INPUT FOR THIS TASK:
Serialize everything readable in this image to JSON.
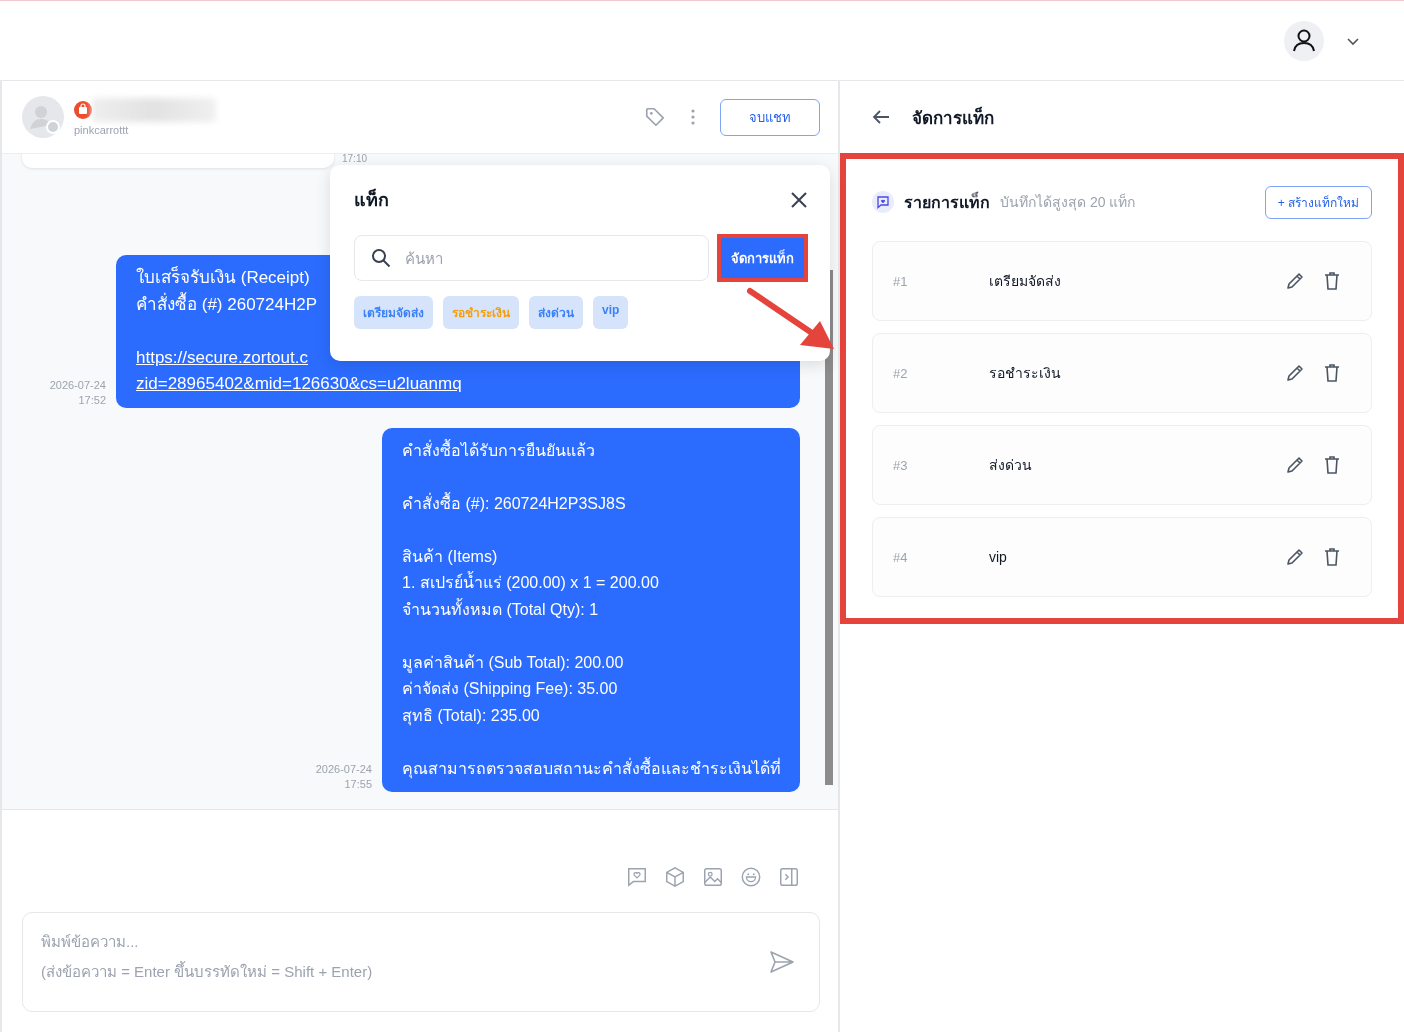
{
  "chat": {
    "contact": {
      "username": "pinkcarrottt"
    },
    "end_chat_button": "จบแชท",
    "messages": [
      {
        "kind": "cut_card",
        "time": "17:10"
      },
      {
        "kind": "bubble",
        "date": "2026-07-24",
        "time": "17:52",
        "lines": [
          {
            "kind": "text",
            "text": "ใบเสร็จรับเงิน (Receipt)"
          },
          {
            "kind": "text",
            "text": "คำสั่งซื้อ (#) 260724H2P"
          },
          {
            "kind": "gap"
          },
          {
            "kind": "link",
            "text": "https://secure.zortout.c"
          },
          {
            "kind": "link",
            "text": "zid=28965402&mid=126630&cs=u2luanmq"
          }
        ]
      },
      {
        "kind": "bubble",
        "date": "2026-07-24",
        "time": "17:55",
        "lines": [
          {
            "kind": "text",
            "text": "คำสั่งซื้อได้รับการยืนยันแล้ว"
          },
          {
            "kind": "gap"
          },
          {
            "kind": "text",
            "text": "คำสั่งซื้อ (#): 260724H2P3SJ8S"
          },
          {
            "kind": "gap"
          },
          {
            "kind": "text",
            "text": "สินค้า (Items)"
          },
          {
            "kind": "text",
            "text": "1. สเปรย์น้ำแร่ (200.00) x 1 = 200.00"
          },
          {
            "kind": "text",
            "text": "จำนวนทั้งหมด (Total Qty): 1"
          },
          {
            "kind": "gap"
          },
          {
            "kind": "text",
            "text": "มูลค่าสินค้า (Sub Total): 200.00"
          },
          {
            "kind": "text",
            "text": "ค่าจัดส่ง (Shipping Fee): 35.00"
          },
          {
            "kind": "text",
            "text": "สุทธิ (Total): 235.00"
          },
          {
            "kind": "gap"
          },
          {
            "kind": "text",
            "text": "คุณสามารถตรวจสอบสถานะคำสั่งซื้อและชำระเงินได้ที่"
          }
        ]
      }
    ],
    "composer": {
      "placeholder": "พิมพ์ข้อความ...\n(ส่งข้อความ = Enter ขึ้นบรรทัดใหม่ = Shift + Enter)"
    }
  },
  "tag_popover": {
    "title": "แท็ก",
    "search_placeholder": "ค้นหา",
    "manage_button": "จัดการแท็ก",
    "tags": [
      {
        "label": "เตรียมจัดส่ง",
        "color": "#3b82f6"
      },
      {
        "label": "รอชำระเงิน",
        "color": "#f59e0b"
      },
      {
        "label": "ส่งด่วน",
        "color": "#3b82f6"
      },
      {
        "label": "vip",
        "color": "#3b82f6"
      }
    ]
  },
  "tag_manager": {
    "title": "จัดการแท็ก",
    "list_title": "รายการแท็ก",
    "limit_note": "บันทึกได้สูงสุด 20 แท็ก",
    "create_button": "+ สร้างแท็กใหม่",
    "tags": [
      {
        "number": "#1",
        "name": "เตรียมจัดส่ง"
      },
      {
        "number": "#2",
        "name": "รอชำระเงิน"
      },
      {
        "number": "#3",
        "name": "ส่งด่วน"
      },
      {
        "number": "#4",
        "name": "vip"
      }
    ]
  }
}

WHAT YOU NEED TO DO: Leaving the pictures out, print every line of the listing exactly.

TASK RESULT:
Serialize everything readable in this image to JSON.
{
  "chat": {
    "contact": {
      "username": "pinkcarrottt"
    },
    "end_chat_button": "จบแชท",
    "messages": [
      {
        "kind": "cut_card",
        "time": "17:10"
      },
      {
        "kind": "bubble",
        "date": "2026-07-24",
        "time": "17:52",
        "lines": [
          {
            "kind": "text",
            "text": "ใบเสร็จรับเงิน (Receipt)"
          },
          {
            "kind": "text",
            "text": "คำสั่งซื้อ (#) 260724H2P"
          },
          {
            "kind": "gap"
          },
          {
            "kind": "link",
            "text": "https://secure.zortout.c"
          },
          {
            "kind": "link",
            "text": "zid=28965402&mid=126630&cs=u2luanmq"
          }
        ]
      },
      {
        "kind": "bubble",
        "date": "2026-07-24",
        "time": "17:55",
        "lines": [
          {
            "kind": "text",
            "text": "คำสั่งซื้อได้รับการยืนยันแล้ว"
          },
          {
            "kind": "gap"
          },
          {
            "kind": "text",
            "text": "คำสั่งซื้อ (#): 260724H2P3SJ8S"
          },
          {
            "kind": "gap"
          },
          {
            "kind": "text",
            "text": "สินค้า (Items)"
          },
          {
            "kind": "text",
            "text": "1. สเปรย์น้ำแร่ (200.00) x 1 = 200.00"
          },
          {
            "kind": "text",
            "text": "จำนวนทั้งหมด (Total Qty): 1"
          },
          {
            "kind": "gap"
          },
          {
            "kind": "text",
            "text": "มูลค่าสินค้า (Sub Total): 200.00"
          },
          {
            "kind": "text",
            "text": "ค่าจัดส่ง (Shipping Fee): 35.00"
          },
          {
            "kind": "text",
            "text": "สุทธิ (Total): 235.00"
          },
          {
            "kind": "gap"
          },
          {
            "kind": "text",
            "text": "คุณสามารถตรวจสอบสถานะคำสั่งซื้อและชำระเงินได้ที่"
          }
        ]
      }
    ],
    "composer": {
      "placeholder": "พิมพ์ข้อความ...\n(ส่งข้อความ = Enter ขึ้นบรรทัดใหม่ = Shift + Enter)"
    }
  },
  "tag_popover": {
    "title": "แท็ก",
    "search_placeholder": "ค้นหา",
    "manage_button": "จัดการแท็ก",
    "tags": [
      {
        "label": "เตรียมจัดส่ง",
        "color": "#3b82f6"
      },
      {
        "label": "รอชำระเงิน",
        "color": "#f59e0b"
      },
      {
        "label": "ส่งด่วน",
        "color": "#3b82f6"
      },
      {
        "label": "vip",
        "color": "#3b82f6"
      }
    ]
  },
  "tag_manager": {
    "title": "จัดการแท็ก",
    "list_title": "รายการแท็ก",
    "limit_note": "บันทึกได้สูงสุด 20 แท็ก",
    "create_button": "+ สร้างแท็กใหม่",
    "tags": [
      {
        "number": "#1",
        "name": "เตรียมจัดส่ง"
      },
      {
        "number": "#2",
        "name": "รอชำระเงิน"
      },
      {
        "number": "#3",
        "name": "ส่งด่วน"
      },
      {
        "number": "#4",
        "name": "vip"
      }
    ]
  }
}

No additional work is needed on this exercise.